Given data section start

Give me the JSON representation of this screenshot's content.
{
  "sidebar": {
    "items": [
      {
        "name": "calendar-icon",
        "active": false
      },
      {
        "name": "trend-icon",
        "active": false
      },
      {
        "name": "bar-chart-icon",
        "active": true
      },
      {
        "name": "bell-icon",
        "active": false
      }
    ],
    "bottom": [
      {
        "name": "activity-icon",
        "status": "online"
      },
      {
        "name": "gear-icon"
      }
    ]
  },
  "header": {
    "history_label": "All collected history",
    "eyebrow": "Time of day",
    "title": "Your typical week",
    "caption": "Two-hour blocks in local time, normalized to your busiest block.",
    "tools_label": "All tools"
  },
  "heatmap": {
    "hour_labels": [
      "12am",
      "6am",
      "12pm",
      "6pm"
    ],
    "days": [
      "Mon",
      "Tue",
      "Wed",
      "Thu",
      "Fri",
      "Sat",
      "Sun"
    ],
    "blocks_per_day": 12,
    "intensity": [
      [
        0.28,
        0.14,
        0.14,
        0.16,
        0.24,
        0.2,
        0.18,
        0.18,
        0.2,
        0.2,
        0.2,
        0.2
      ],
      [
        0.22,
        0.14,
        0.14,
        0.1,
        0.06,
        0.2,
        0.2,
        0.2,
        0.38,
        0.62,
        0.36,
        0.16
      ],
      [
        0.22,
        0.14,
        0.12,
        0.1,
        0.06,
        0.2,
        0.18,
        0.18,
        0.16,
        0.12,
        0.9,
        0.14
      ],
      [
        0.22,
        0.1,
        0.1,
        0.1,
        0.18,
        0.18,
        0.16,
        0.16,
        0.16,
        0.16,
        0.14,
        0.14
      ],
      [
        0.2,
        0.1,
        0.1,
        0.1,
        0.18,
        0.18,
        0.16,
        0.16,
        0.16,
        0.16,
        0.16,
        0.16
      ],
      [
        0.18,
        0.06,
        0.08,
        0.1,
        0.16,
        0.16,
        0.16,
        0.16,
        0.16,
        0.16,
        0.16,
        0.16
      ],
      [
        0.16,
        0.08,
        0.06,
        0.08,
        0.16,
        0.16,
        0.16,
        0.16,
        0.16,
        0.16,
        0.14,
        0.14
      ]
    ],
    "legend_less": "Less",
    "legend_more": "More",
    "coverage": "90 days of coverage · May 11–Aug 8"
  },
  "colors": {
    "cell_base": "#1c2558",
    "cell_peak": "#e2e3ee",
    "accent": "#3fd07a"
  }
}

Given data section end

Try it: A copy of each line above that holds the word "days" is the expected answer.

Answer for the task:
    "days": [
    "coverage": "90 days of coverage · May 11–Aug 8"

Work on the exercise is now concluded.